• Home
  • News Center
  • FTC - Extra! Extra! Count on Scammers and Schemers to Follow the News

FTC - Extra! Extra! Count on Scammers and Schemers to Follow the News

2/1/2008

Bookmark & Share
  • MySpace
  • Digg
  • Delicious
  • StumbleUpon

 FTC LogoThis information is provided under a cooperative agreement between the Better Business Bureau and the U. S. Federal Trade Commission (FTC), which has prepared this information.

FTC Consumer Alert

Extra! Extra! Count on Scammers and Schemers to Follow the News

If it’s in the news today, it’s likely to be in a scammer’s bag of tricks tomorrow.

For many scam artists, following the money means following the headlines. The latest ploy plays off news reports about the government’s plan to send rebate checks to consumers. While the rebates won’t be arriving for a few months, news outlets are reporting that crooks have already begun to exploit the promise of them.

Here’s how it works: Scammers claiming to be from the Internal Revenue Service or the Social Security Administration call and say they need your information to be able to deposit your rebate directly into your account. They may ask for your checking account number, social security number, or other piece of personal information — the kind they can use to commit identity theft.

The Federal Trade Commission, the nation’s consumer protection agency, cautions consumers not to give out personal or financial information in response to an unsolicited call or email.

The IRS does not gather information for rebates by telephone. Nor does it send unsolicited e-mail to taxpayers about tax account matters. Filing a tax return is the only way to apply for a tax refund; there is no separate application form. Similarly, if you get an email out of the blue from someone claiming to be from the IRS that asks you to call a phone number or email back your personal information, forward it to phishing@irs.gov, and then delete it without clicking on any links. Clicking on a link in an unsolicited email carries risks of spyware, pagejacking, and phishing — threats that can lead to the theft of your identity. The only official IRS Web site is located at www.irs.gov.

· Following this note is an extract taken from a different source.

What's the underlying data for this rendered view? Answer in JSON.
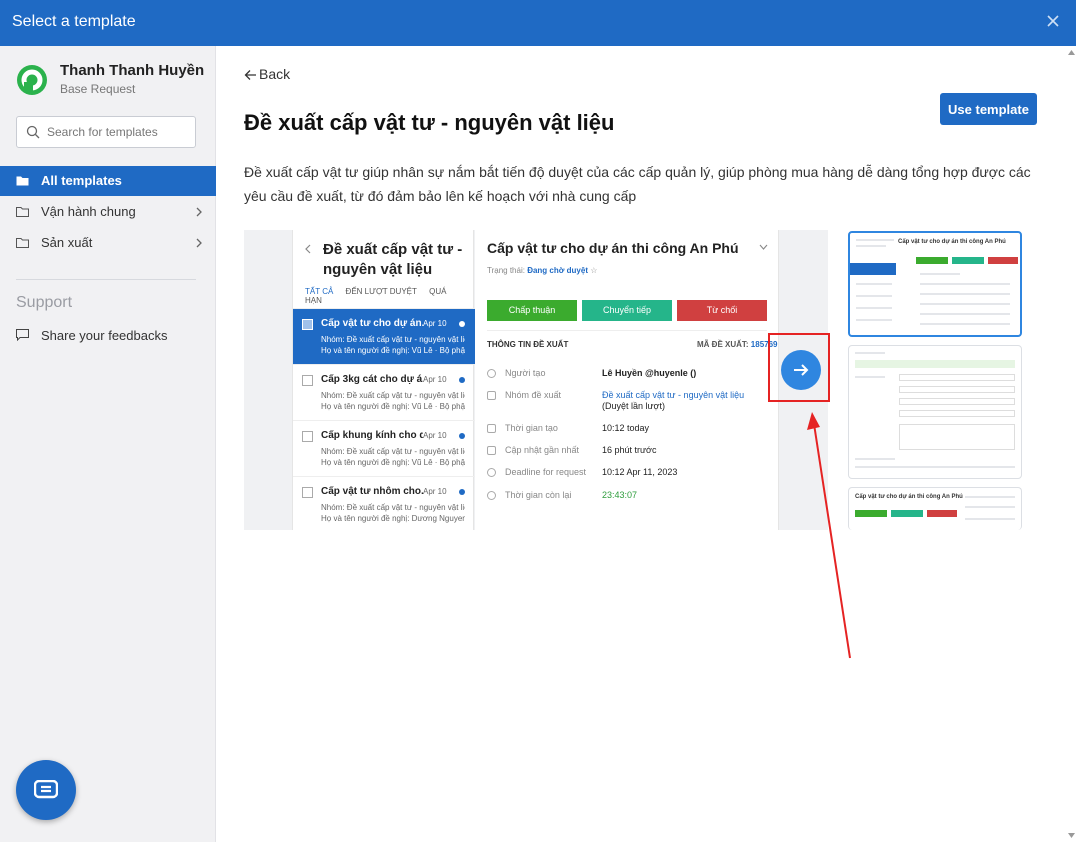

If you get a call from someone who claims to be from the SSA and who asks for your personal information, say you’re not interested, and politely hang up. Then call the SSA’s toll-free telephone number yourself, 1-800-772-1213, to verify the reason for the contact and the caller’s identity.

If you think you’ve been scammed, file a complaint at ftc.gov or call toll-free, 1-877-FTC-HELP. If you think your identity’s been stolen, visit www.ftc.gov/idtheft or call 1-877-ID-THEFT.

The FTC works for the consumer to prevent fraudulent, deceptive, and unfair practices in the marketplace and to provide information to businesses to help them comply with the law. To file a complaint or to get free information on consumer issues, visit ftc.gov or call toll-free, 1-877-FTC-HELP (1-877-382-4357); TTY: 1-866-653-4261. The FTC enters Internet, telemarketing, identity theft, and other fraud-related complaints into Consumer Sentinel, a secure online database available to hundreds of civil and criminal law enforcement agencies in the U.S. and abroad.

February 2008

 
This information is provided under a cooperative agreement between the Better Business Bureau and the U. S. Federal Trade Commission (FTC), which has prepared this information. The FTC works to prevent fraudulent, deceptive and unfair business practices in the marketplace and to provide information to help consumers spot, stop, and avoid these practices. To learn more about the FTC and its services, visit www.ftc.gov or call toll-free, 1-877-FTC-HELP (1-877-382-4357); TTY: 1-866-653-4261. 
 

 

Average Rating | Rate It
Tagged under |

z